Only an exact copy of every record counts as an answer.

--------------------------------

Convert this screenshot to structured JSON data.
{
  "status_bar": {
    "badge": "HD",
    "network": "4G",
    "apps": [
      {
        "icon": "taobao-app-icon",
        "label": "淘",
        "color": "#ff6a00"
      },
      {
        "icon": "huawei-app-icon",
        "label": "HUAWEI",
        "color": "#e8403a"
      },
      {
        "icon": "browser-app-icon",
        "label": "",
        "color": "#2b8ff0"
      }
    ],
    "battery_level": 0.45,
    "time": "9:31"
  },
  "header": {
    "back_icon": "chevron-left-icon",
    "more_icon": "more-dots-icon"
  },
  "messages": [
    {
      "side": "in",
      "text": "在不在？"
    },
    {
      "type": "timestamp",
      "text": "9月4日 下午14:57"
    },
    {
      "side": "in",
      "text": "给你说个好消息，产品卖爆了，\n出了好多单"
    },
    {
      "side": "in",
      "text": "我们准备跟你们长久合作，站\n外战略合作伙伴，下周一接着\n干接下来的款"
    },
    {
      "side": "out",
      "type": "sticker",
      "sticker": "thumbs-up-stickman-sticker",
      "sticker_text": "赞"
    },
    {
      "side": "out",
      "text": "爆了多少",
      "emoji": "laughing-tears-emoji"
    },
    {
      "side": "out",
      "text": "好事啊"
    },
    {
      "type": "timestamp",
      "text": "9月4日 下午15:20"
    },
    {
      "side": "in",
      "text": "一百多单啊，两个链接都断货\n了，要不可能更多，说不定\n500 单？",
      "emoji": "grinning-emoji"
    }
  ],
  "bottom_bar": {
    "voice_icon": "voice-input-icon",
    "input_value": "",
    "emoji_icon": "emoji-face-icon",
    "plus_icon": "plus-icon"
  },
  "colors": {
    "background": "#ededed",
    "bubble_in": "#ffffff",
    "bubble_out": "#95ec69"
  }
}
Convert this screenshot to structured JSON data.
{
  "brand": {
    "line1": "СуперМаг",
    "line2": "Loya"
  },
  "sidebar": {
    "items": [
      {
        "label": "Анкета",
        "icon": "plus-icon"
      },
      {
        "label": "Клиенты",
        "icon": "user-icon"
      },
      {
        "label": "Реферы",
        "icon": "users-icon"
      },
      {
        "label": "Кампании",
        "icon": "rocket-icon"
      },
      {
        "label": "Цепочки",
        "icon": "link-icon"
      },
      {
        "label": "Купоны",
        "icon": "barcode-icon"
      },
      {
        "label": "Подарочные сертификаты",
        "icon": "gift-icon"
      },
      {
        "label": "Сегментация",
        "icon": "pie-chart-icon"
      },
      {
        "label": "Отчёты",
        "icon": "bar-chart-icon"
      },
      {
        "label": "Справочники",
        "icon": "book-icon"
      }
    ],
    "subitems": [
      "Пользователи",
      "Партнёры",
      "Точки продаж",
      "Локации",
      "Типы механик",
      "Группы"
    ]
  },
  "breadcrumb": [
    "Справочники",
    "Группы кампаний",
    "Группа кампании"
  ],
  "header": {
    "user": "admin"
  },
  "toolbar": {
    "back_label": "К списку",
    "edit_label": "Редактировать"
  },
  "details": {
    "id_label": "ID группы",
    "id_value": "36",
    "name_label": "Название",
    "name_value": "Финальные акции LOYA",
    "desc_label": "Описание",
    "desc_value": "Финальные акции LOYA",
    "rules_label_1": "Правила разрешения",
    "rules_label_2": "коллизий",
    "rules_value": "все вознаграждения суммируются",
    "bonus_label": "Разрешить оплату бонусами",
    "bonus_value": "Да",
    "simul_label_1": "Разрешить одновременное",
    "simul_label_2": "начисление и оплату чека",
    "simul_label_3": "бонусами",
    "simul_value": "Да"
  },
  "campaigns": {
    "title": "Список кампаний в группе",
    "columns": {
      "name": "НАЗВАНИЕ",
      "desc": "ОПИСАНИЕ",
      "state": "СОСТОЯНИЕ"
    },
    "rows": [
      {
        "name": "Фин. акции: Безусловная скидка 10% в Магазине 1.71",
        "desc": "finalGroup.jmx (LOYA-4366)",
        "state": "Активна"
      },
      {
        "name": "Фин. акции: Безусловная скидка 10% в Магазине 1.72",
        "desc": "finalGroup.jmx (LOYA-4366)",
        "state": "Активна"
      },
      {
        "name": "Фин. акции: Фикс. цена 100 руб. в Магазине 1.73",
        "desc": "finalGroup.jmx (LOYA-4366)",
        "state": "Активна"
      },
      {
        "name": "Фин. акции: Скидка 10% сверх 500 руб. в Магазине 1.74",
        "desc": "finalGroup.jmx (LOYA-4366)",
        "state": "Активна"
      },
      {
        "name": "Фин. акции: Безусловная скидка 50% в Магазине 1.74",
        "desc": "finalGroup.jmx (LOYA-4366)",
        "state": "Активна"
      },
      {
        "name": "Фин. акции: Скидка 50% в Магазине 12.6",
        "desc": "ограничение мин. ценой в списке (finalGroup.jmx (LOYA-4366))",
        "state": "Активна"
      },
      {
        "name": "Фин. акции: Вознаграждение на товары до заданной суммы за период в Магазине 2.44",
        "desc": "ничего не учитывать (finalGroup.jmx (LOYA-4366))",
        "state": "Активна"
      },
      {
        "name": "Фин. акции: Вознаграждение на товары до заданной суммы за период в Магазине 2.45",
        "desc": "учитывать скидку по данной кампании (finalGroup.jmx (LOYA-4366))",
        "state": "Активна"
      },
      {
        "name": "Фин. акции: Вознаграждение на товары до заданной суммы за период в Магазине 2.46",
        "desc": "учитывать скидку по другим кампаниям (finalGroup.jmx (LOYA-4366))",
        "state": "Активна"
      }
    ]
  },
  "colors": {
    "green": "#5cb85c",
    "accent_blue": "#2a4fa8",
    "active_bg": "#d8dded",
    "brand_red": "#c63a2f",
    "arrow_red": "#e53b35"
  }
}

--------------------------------

▶ _SOLVED PROBLEM_
Convert this screenshot to structured JSON data.
{
  "status_bar": {
    "badge": "HD",
    "network": "4G",
    "apps": [
      {
        "icon": "taobao-app-icon",
        "label": "淘",
        "color": "#ff6a00"
      },
      {
        "icon": "huawei-app-icon",
        "label": "HUAWEI",
        "color": "#e8403a"
      },
      {
        "icon": "browser-app-icon",
        "label": "",
        "color": "#2b8ff0"
      }
    ],
    "battery_level": 0.45,
    "time": "9:31"
  },
  "header": {
    "back_icon": "chevron-left-icon",
    "more_icon": "more-dots-icon"
  },
  "messages": [
    {
      "side": "in",
      "text": "在不在？"
    },
    {
      "type": "timestamp",
      "text": "9月4日 下午14:57"
    },
    {
      "side": "in",
      "text": "给你说个好消息，产品卖爆了，\n出了好多单"
    },
    {
      "side": "in",
      "text": "我们准备跟你们长久合作，站\n外战略合作伙伴，下周一接着\n干接下来的款"
    },
    {
      "side": "out",
      "type": "sticker",
      "sticker": "thumbs-up-stickman-sticker",
      "sticker_text": "赞"
    },
    {
      "side": "out",
      "text": "爆了多少",
      "emoji": "laughing-tears-emoji"
    },
    {
      "side": "out",
      "text": "好事啊"
    },
    {
      "type": "timestamp",
      "text": "9月4日 下午15:20"
    },
    {
      "side": "in",
      "text": "一百多单啊，两个链接都断货\n了，要不可能更多，说不定\n500 单？",
      "emoji": "grinning-emoji"
    }
  ],
  "bottom_bar": {
    "voice_icon": "voice-input-icon",
    "input_value": "",
    "emoji_icon": "emoji-face-icon",
    "plus_icon": "plus-icon"
  },
  "colors": {
    "background": "#ededed",
    "bubble_in": "#ffffff",
    "bubble_out": "#95ec69"
  }
}
Convert this screenshot to structured JSON data.
{
  "brand": {
    "line1": "СуперМаг",
    "line2": "Loya"
  },
  "sidebar": {
    "items": [
      {
        "label": "Анкета",
        "icon": "plus-icon"
      },
      {
        "label": "Клиенты",
        "icon": "user-icon"
      },
      {
        "label": "Реферы",
        "icon": "users-icon"
      },
      {
        "label": "Кампании",
        "icon": "rocket-icon"
      },
      {
        "label": "Цепочки",
        "icon": "link-icon"
      },
      {
        "label": "Купоны",
        "icon": "barcode-icon"
      },
      {
        "label": "Подарочные сертификаты",
        "icon": "gift-icon"
      },
      {
        "label": "Сегментация",
        "icon": "pie-chart-icon"
      },
      {
        "label": "Отчёты",
        "icon": "bar-chart-icon"
      },
      {
        "label": "Справочники",
        "icon": "book-icon"
      }
    ],
    "subitems": [
      "Пользователи",
      "Партнёры",
      "Точки продаж",
      "Локации",
      "Типы механик",
      "Группы"
    ]
  },
  "breadcrumb": [
    "Справочники",
    "Группы кампаний",
    "Группа кампании"
  ],
  "header": {
    "user": "admin"
  },
  "toolbar": {
    "back_label": "К списку",
    "edit_label": "Редактировать"
  },
  "details": {
    "id_label": "ID группы",
    "id_value": "36",
    "name_label": "Название",
    "name_value": "Финальные акции LOYA",
    "desc_label": "Описание",
    "desc_value": "Финальные акции LOYA",
    "rules_label_1": "Правила разрешения",
    "rules_label_2": "коллизий",
    "rules_value": "все вознаграждения суммируются",
    "bonus_label": "Разрешить оплату бонусами",
    "bonus_value": "Да",
    "simul_label_1": "Разрешить одновременное",
    "simul_label_2": "начисление и оплату чека",
    "simul_label_3": "бонусами",
    "simul_value": "Да"
  },
  "campaigns": {
    "title": "Список кампаний в группе",
    "columns": {
      "name": "НАЗВАНИЕ",
      "desc": "ОПИСАНИЕ",
      "state": "СОСТОЯНИЕ"
    },
    "rows": [
      {
        "name": "Фин. акции: Безусловная скидка 10% в Магазине 1.71",
        "desc": "finalGroup.jmx (LOYA-4366)",
        "state": "Активна"
      },
      {
        "name": "Фин. акции: Безусловная скидка 10% в Магазине 1.72",
        "desc": "finalGroup.jmx (LOYA-4366)",
        "state": "Активна"
      },
      {
        "name": "Фин. акции: Фикс. цена 100 руб. в Магазине 1.73",
        "desc": "finalGroup.jmx (LOYA-4366)",
        "state": "Активна"
      },
      {
        "name": "Фин. акции: Скидка 10% сверх 500 руб. в Магазине 1.74",
        "desc": "finalGroup.jmx (LOYA-4366)",
        "state": "Активна"
      },
      {
        "name": "Фин. акции: Безусловная скидка 50% в Магазине 1.74",
        "desc": "finalGroup.jmx (LOYA-4366)",
        "state": "Активна"
      },
      {
        "name": "Фин. акции: Скидка 50% в Магазине 12.6",
        "desc": "ограничение мин. ценой в списке (finalGroup.jmx (LOYA-4366))",
        "state": "Активна"
      },
      {
        "name": "Фин. акции: Вознаграждение на товары до заданной суммы за период в Магазине 2.44",
        "desc": "ничего не учитывать (finalGroup.jmx (LOYA-4366))",
        "state": "Активна"
      },
      {
        "name": "Фин. акции: Вознаграждение на товары до заданной суммы за период в Магазине 2.45",
        "desc": "учитывать скидку по данной кампании (finalGroup.jmx (LOYA-4366))",
        "state": "Активна"
      },
      {
        "name": "Фин. акции: Вознаграждение на товары до заданной суммы за период в Магазине 2.46",
        "desc": "учитывать скидку по другим кампаниям (finalGroup.jmx (LOYA-4366))",
        "state": "Активна"
      }
    ]
  },
  "colors": {
    "green": "#5cb85c",
    "accent_blue": "#2a4fa8",
    "active_bg": "#d8dded",
    "brand_red": "#c63a2f",
    "arrow_red": "#e53b35"
  }
}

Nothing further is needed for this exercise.